### Dataset content
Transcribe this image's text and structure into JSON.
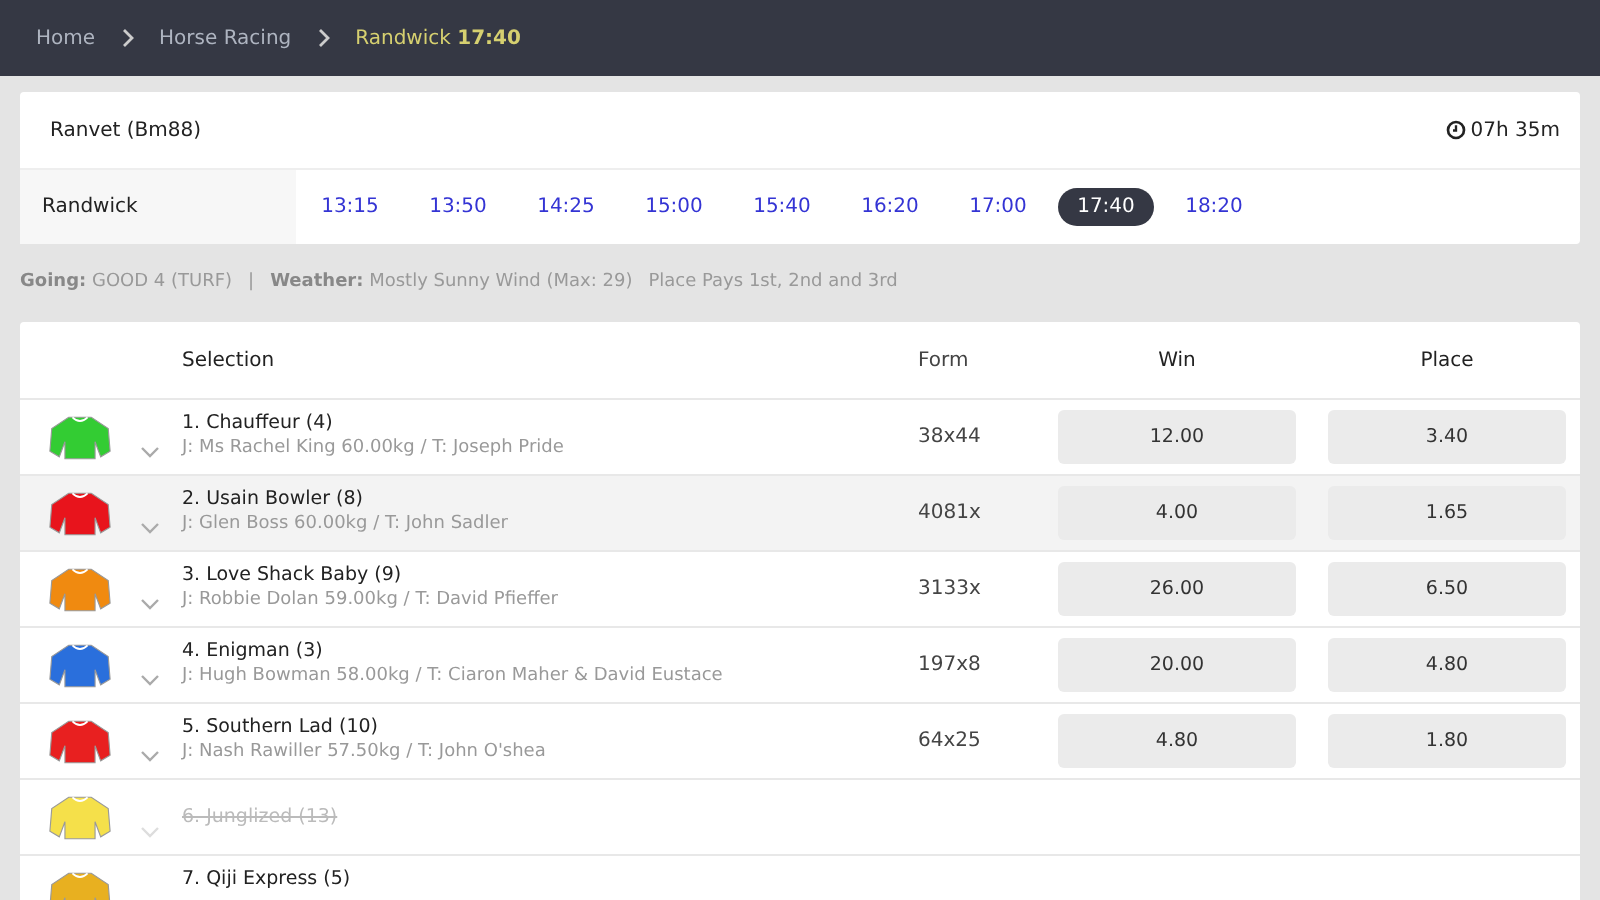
{
  "breadcrumb": [
    {
      "label": "Home",
      "current": false
    },
    {
      "label": "Horse Racing",
      "current": false
    },
    {
      "label": "Randwick **17:40**",
      "current": true
    }
  ],
  "race": {
    "name": "Ranvet (Bm88)",
    "countdown": "07h 35m",
    "venue": "Randwick",
    "times": [
      {
        "label": "13:15",
        "selected": false
      },
      {
        "label": "13:50",
        "selected": false
      },
      {
        "label": "14:25",
        "selected": false
      },
      {
        "label": "15:00",
        "selected": false
      },
      {
        "label": "15:40",
        "selected": false
      },
      {
        "label": "16:20",
        "selected": false
      },
      {
        "label": "17:00",
        "selected": false
      },
      {
        "label": "17:40",
        "selected": true
      },
      {
        "label": "18:20",
        "selected": false
      }
    ]
  },
  "info": [
    {
      "kind": "pair",
      "label": "Going:",
      "value": "GOOD 4 (TURF)"
    },
    {
      "kind": "divider",
      "value": "|"
    },
    {
      "kind": "pair",
      "label": "Weather:",
      "value": "Mostly Sunny Wind (Max: 29)"
    },
    {
      "kind": "text",
      "value": "Place Pays 1st, 2nd and 3rd"
    }
  ],
  "table": {
    "columns": [
      "Selection",
      "Form",
      "Win",
      "Place"
    ],
    "rows": [
      {
        "name": "1. Chauffeur (4)",
        "details": "J: Ms Rachel King 60.00kg / T: Joseph Pride",
        "form": "38x44",
        "win": "12.00",
        "place": "3.40",
        "color": "#33cc33",
        "highlighted": false,
        "scratched": false
      },
      {
        "name": "2. Usain Bowler (8)",
        "details": "J: Glen Boss 60.00kg / T: John Sadler",
        "form": "4081x",
        "win": "4.00",
        "place": "1.65",
        "color": "#e8141c",
        "highlighted": true,
        "scratched": false
      },
      {
        "name": "3. Love Shack Baby (9)",
        "details": "J: Robbie Dolan 59.00kg / T: David Pfieffer",
        "form": "3133x",
        "win": "26.00",
        "place": "6.50",
        "color": "#f08a10",
        "highlighted": false,
        "scratched": false
      },
      {
        "name": "4. Enigman (3)",
        "details": "J: Hugh Bowman 58.00kg / T: Ciaron Maher & David Eustace",
        "form": "197x8",
        "win": "20.00",
        "place": "4.80",
        "color": "#2a6fdc",
        "highlighted": false,
        "scratched": false
      },
      {
        "name": "5. Southern Lad (10)",
        "details": "J: Nash Rawiller 57.50kg / T: John O'shea",
        "form": "64x25",
        "win": "4.80",
        "place": "1.80",
        "color": "#e82020",
        "highlighted": false,
        "scratched": false
      },
      {
        "name": "6. Junglized (13)",
        "color": "#f5e04a",
        "highlighted": false,
        "scratched": true
      },
      {
        "name": "7. Qiji Express (5)",
        "color": "#e8b020",
        "highlighted": false,
        "scratched": false
      }
    ]
  }
}
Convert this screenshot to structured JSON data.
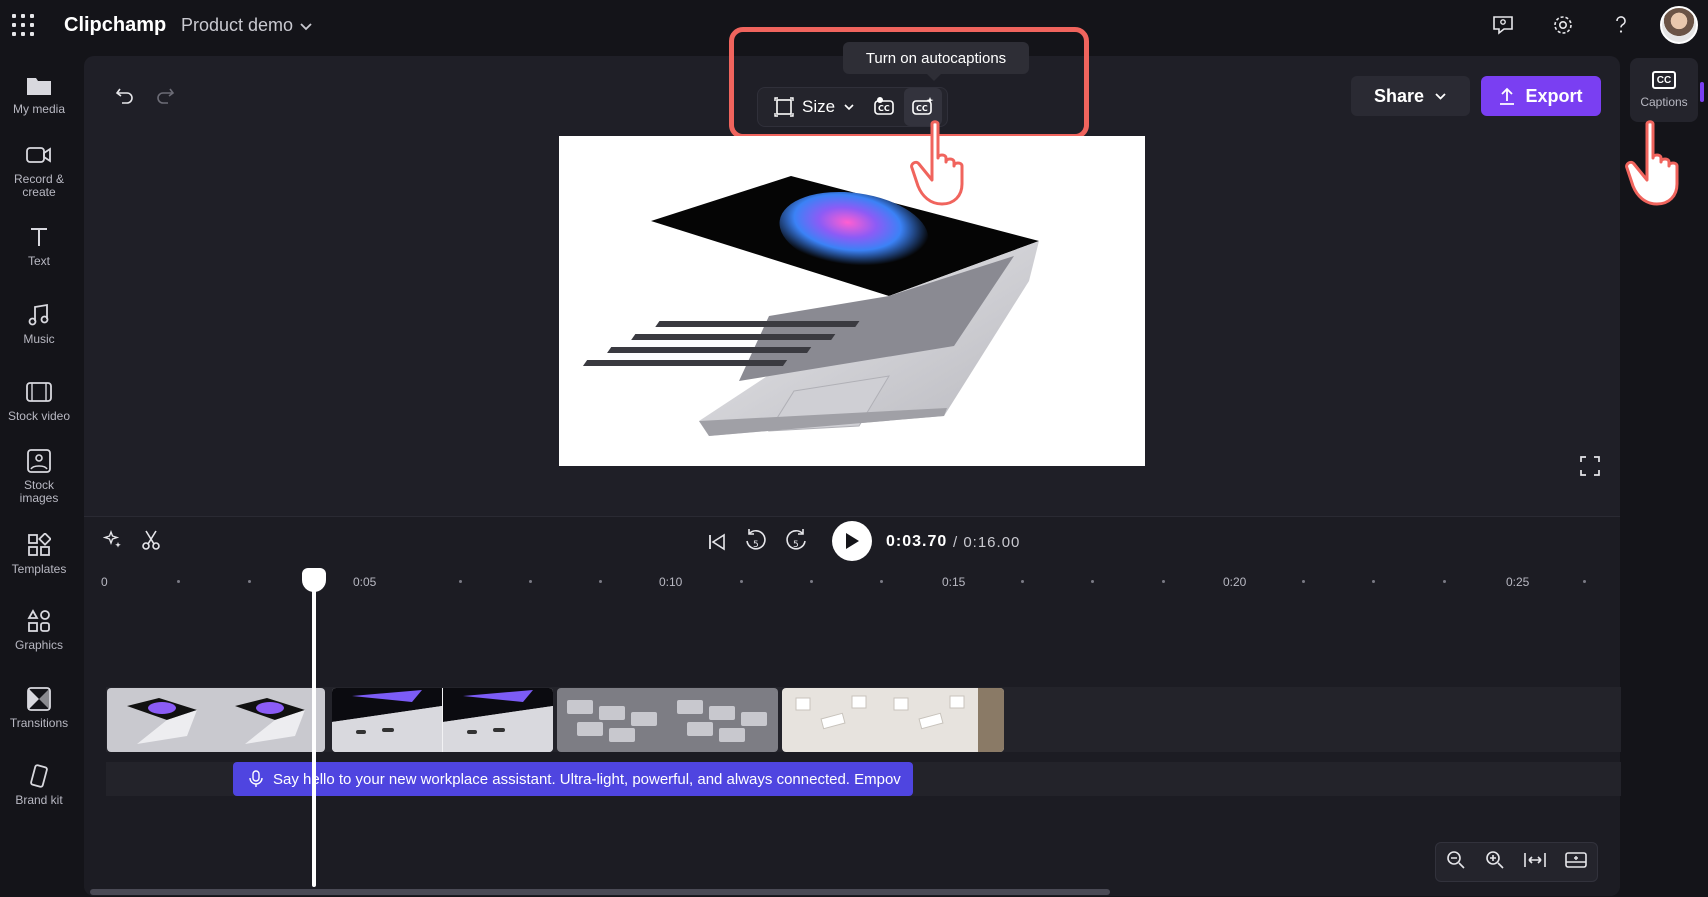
{
  "app": {
    "brand": "Clipchamp",
    "project_name": "Product demo"
  },
  "topbar_icons": [
    "apps-grid-icon",
    "feedback-icon",
    "settings-icon",
    "help-icon",
    "avatar"
  ],
  "rail": {
    "items": [
      {
        "label": "My media",
        "icon": "folder-icon"
      },
      {
        "label": "Record & create",
        "icon": "camera-icon"
      },
      {
        "label": "Text",
        "icon": "text-icon"
      },
      {
        "label": "Music",
        "icon": "music-icon"
      },
      {
        "label": "Stock video",
        "icon": "film-icon"
      },
      {
        "label": "Stock images",
        "icon": "image-icon"
      },
      {
        "label": "Templates",
        "icon": "templates-icon"
      },
      {
        "label": "Graphics",
        "icon": "graphics-icon"
      },
      {
        "label": "Transitions",
        "icon": "transitions-icon"
      },
      {
        "label": "Brand kit",
        "icon": "brand-kit-icon"
      }
    ]
  },
  "toolbar": {
    "size_label": "Size",
    "tooltip": "Turn on autocaptions",
    "share_label": "Share",
    "export_label": "Export"
  },
  "captions_panel": {
    "icon_text": "CC",
    "label": "Captions"
  },
  "playback": {
    "current_time": "0:03.70",
    "total_time": "/ 0:16.00",
    "skip_back_seconds": "5",
    "skip_forward_seconds": "5"
  },
  "ruler": {
    "labels": [
      "0",
      "0:05",
      "0:10",
      "0:15",
      "0:20",
      "0:25"
    ]
  },
  "caption_track": {
    "text": "Say hello to your new workplace assistant. Ultra-light, powerful, and always connected. Empov"
  },
  "colors": {
    "accent": "#7a3ff2",
    "highlight": "#f0645d",
    "caption_clip": "#4f45e0",
    "background": "#141419",
    "panel": "#1f1f27"
  }
}
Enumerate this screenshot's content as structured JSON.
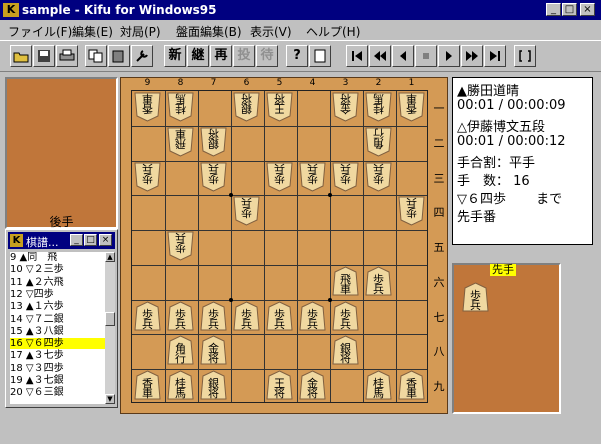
{
  "window": {
    "title": "sample - Kifu for Windows95",
    "app_icon": "K"
  },
  "menu": [
    "ファイル(F)",
    "編集(E)",
    "対局(P)",
    "盤面編集(B)",
    "表示(V)",
    "ヘルプ(H)"
  ],
  "toolbar": {
    "new_label": "新",
    "continue_label": "継",
    "replay_label": "再",
    "resign_label": "投",
    "pass_label": "待"
  },
  "board": {
    "col_numbers": [
      "9",
      "8",
      "7",
      "6",
      "5",
      "4",
      "3",
      "2",
      "1"
    ],
    "row_numbers": [
      "一",
      "二",
      "三",
      "四",
      "五",
      "六",
      "七",
      "八",
      "九"
    ]
  },
  "pieces": [
    {
      "char": "香車",
      "side": "gote",
      "col": 9,
      "row": 1
    },
    {
      "char": "桂馬",
      "side": "gote",
      "col": 8,
      "row": 1
    },
    {
      "char": "王将",
      "side": "gote",
      "col": 5,
      "row": 1
    },
    {
      "char": "銀将",
      "side": "gote",
      "col": 6,
      "row": 1
    },
    {
      "char": "金将",
      "side": "gote",
      "col": 3,
      "row": 1
    },
    {
      "char": "桂馬",
      "side": "gote",
      "col": 2,
      "row": 1
    },
    {
      "char": "香車",
      "side": "gote",
      "col": 1,
      "row": 1
    },
    {
      "char": "飛車",
      "side": "gote",
      "col": 8,
      "row": 2
    },
    {
      "char": "銀将",
      "side": "gote",
      "col": 7,
      "row": 2
    },
    {
      "char": "角行",
      "side": "gote",
      "col": 2,
      "row": 2
    },
    {
      "char": "歩兵",
      "side": "gote",
      "col": 9,
      "row": 3
    },
    {
      "char": "歩兵",
      "side": "gote",
      "col": 7,
      "row": 3
    },
    {
      "char": "歩兵",
      "side": "gote",
      "col": 5,
      "row": 3
    },
    {
      "char": "歩兵",
      "side": "gote",
      "col": 4,
      "row": 3
    },
    {
      "char": "歩兵",
      "side": "gote",
      "col": 3,
      "row": 3
    },
    {
      "char": "歩兵",
      "side": "gote",
      "col": 2,
      "row": 3
    },
    {
      "char": "歩兵",
      "side": "gote",
      "col": 6,
      "row": 4
    },
    {
      "char": "歩兵",
      "side": "gote",
      "col": 1,
      "row": 4
    },
    {
      "char": "歩兵",
      "side": "gote",
      "col": 8,
      "row": 5
    },
    {
      "char": "飛車",
      "side": "sente",
      "col": 3,
      "row": 6
    },
    {
      "char": "歩兵",
      "side": "sente",
      "col": 2,
      "row": 6
    },
    {
      "char": "歩兵",
      "side": "sente",
      "col": 9,
      "row": 7
    },
    {
      "char": "歩兵",
      "side": "sente",
      "col": 8,
      "row": 7
    },
    {
      "char": "歩兵",
      "side": "sente",
      "col": 7,
      "row": 7
    },
    {
      "char": "歩兵",
      "side": "sente",
      "col": 6,
      "row": 7
    },
    {
      "char": "歩兵",
      "side": "sente",
      "col": 5,
      "row": 7
    },
    {
      "char": "歩兵",
      "side": "sente",
      "col": 4,
      "row": 7
    },
    {
      "char": "歩兵",
      "side": "sente",
      "col": 3,
      "row": 7
    },
    {
      "char": "角行",
      "side": "sente",
      "col": 8,
      "row": 8
    },
    {
      "char": "金将",
      "side": "sente",
      "col": 7,
      "row": 8
    },
    {
      "char": "銀将",
      "side": "sente",
      "col": 3,
      "row": 8
    },
    {
      "char": "香車",
      "side": "sente",
      "col": 9,
      "row": 9
    },
    {
      "char": "桂馬",
      "side": "sente",
      "col": 8,
      "row": 9
    },
    {
      "char": "銀将",
      "side": "sente",
      "col": 7,
      "row": 9
    },
    {
      "char": "王将",
      "side": "sente",
      "col": 5,
      "row": 9
    },
    {
      "char": "金将",
      "side": "sente",
      "col": 4,
      "row": 9
    },
    {
      "char": "桂馬",
      "side": "sente",
      "col": 2,
      "row": 9
    },
    {
      "char": "香車",
      "side": "sente",
      "col": 1,
      "row": 9
    }
  ],
  "gote_label": "後手",
  "sente_label": "先手",
  "sente_hand_piece": "歩兵",
  "info": {
    "sente_name": "▲勝田道晴",
    "sente_time": "00:01 / 00:00:09",
    "gote_name": "△伊藤博文五段",
    "gote_time": "00:01 / 00:00:12",
    "handicap": "手合割：平手",
    "move_count": "手　数： 16",
    "last_move": "▽６四歩　　 まで",
    "turn": "先手番"
  },
  "kifu_window": {
    "title": "棋譜...",
    "icon": "K",
    "moves": [
      {
        "text": "  9 ▲同　飛",
        "selected": false
      },
      {
        "text": " 10 ▽２三歩",
        "selected": false
      },
      {
        "text": " 11 ▲２六飛",
        "selected": false
      },
      {
        "text": " 12 ▽四歩",
        "selected": false
      },
      {
        "text": " 13 ▲１六歩",
        "selected": false
      },
      {
        "text": " 14 ▽７二銀",
        "selected": false
      },
      {
        "text": " 15 ▲３八銀",
        "selected": false
      },
      {
        "text": " 16 ▽６四歩",
        "selected": true
      },
      {
        "text": " 17 ▲３七歩",
        "selected": false
      },
      {
        "text": " 18 ▽３四歩",
        "selected": false
      },
      {
        "text": " 19 ▲３七銀",
        "selected": false
      },
      {
        "text": " 20 ▽６三銀",
        "selected": false
      }
    ]
  }
}
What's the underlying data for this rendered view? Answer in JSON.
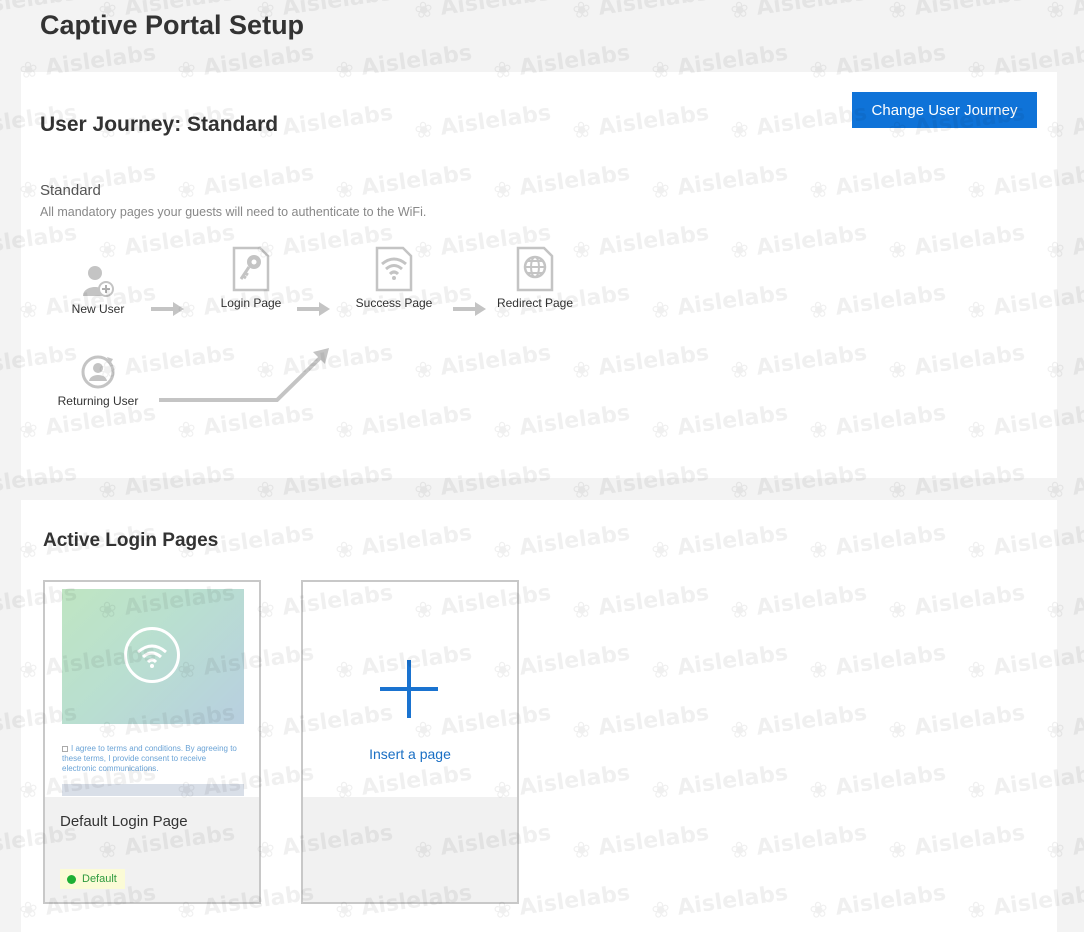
{
  "page": {
    "title": "Captive Portal Setup"
  },
  "journey": {
    "title": "User Journey: Standard",
    "change_button": "Change User Journey",
    "section_title": "Standard",
    "section_desc": "All mandatory pages your guests will need to authenticate to the WiFi.",
    "steps": [
      {
        "label": "New User",
        "icon": "new-user-icon"
      },
      {
        "label": "Login Page",
        "icon": "key-page-icon"
      },
      {
        "label": "Success Page",
        "icon": "wifi-page-icon"
      },
      {
        "label": "Redirect Page",
        "icon": "globe-page-icon"
      }
    ],
    "returning": {
      "label": "Returning User",
      "icon": "returning-user-icon"
    }
  },
  "login_pages": {
    "title": "Active Login Pages",
    "pages": [
      {
        "name": "Default Login Page",
        "badge": "Default",
        "terms_text": "I agree to terms and conditions. By agreeing to these terms, I provide consent to receive electronic communications."
      }
    ],
    "insert_label": "Insert a page"
  },
  "colors": {
    "accent": "#0f73d8",
    "badge_green": "#1db035",
    "badge_bg": "#fbfbd6"
  },
  "watermark": "Aislelabs"
}
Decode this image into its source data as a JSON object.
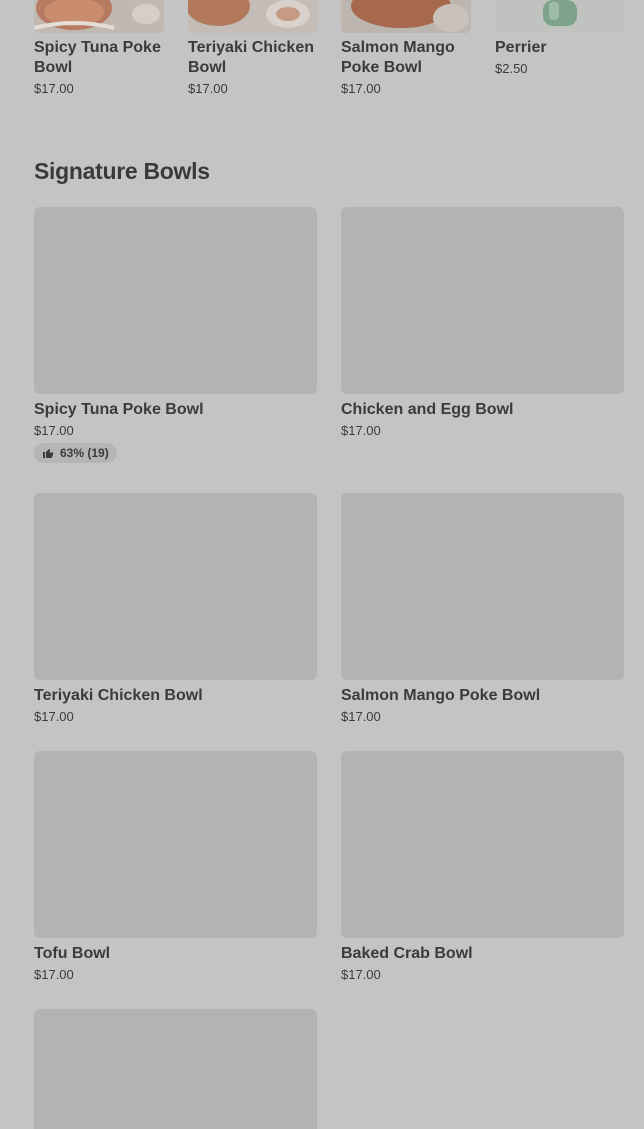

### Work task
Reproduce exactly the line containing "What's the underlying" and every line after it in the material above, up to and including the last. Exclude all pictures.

### Result
What's the underlying data for this rendered view? Answer in JSON.
{
  "page": {
    "title": "Captive Portal Setup"
  },
  "journey": {
    "title": "User Journey: Standard",
    "change_button": "Change User Journey",
    "section_title": "Standard",
    "section_desc": "All mandatory pages your guests will need to authenticate to the WiFi.",
    "steps": [
      {
        "label": "New User",
        "icon": "new-user-icon"
      },
      {
        "label": "Login Page",
        "icon": "key-page-icon"
      },
      {
        "label": "Success Page",
        "icon": "wifi-page-icon"
      },
      {
        "label": "Redirect Page",
        "icon": "globe-page-icon"
      }
    ],
    "returning": {
      "label": "Returning User",
      "icon": "returning-user-icon"
    }
  },
  "login_pages": {
    "title": "Active Login Pages",
    "pages": [
      {
        "name": "Default Login Page",
        "badge": "Default",
        "terms_text": "I agree to terms and conditions. By agreeing to these terms, I provide consent to receive electronic communications."
      }
    ],
    "insert_label": "Insert a page"
  },
  "colors": {
    "accent": "#0f73d8",
    "badge_green": "#1db035",
    "badge_bg": "#fbfbd6"
  },
  "watermark": "Aislelabs"
}
Decode this image into its source data as a JSON object.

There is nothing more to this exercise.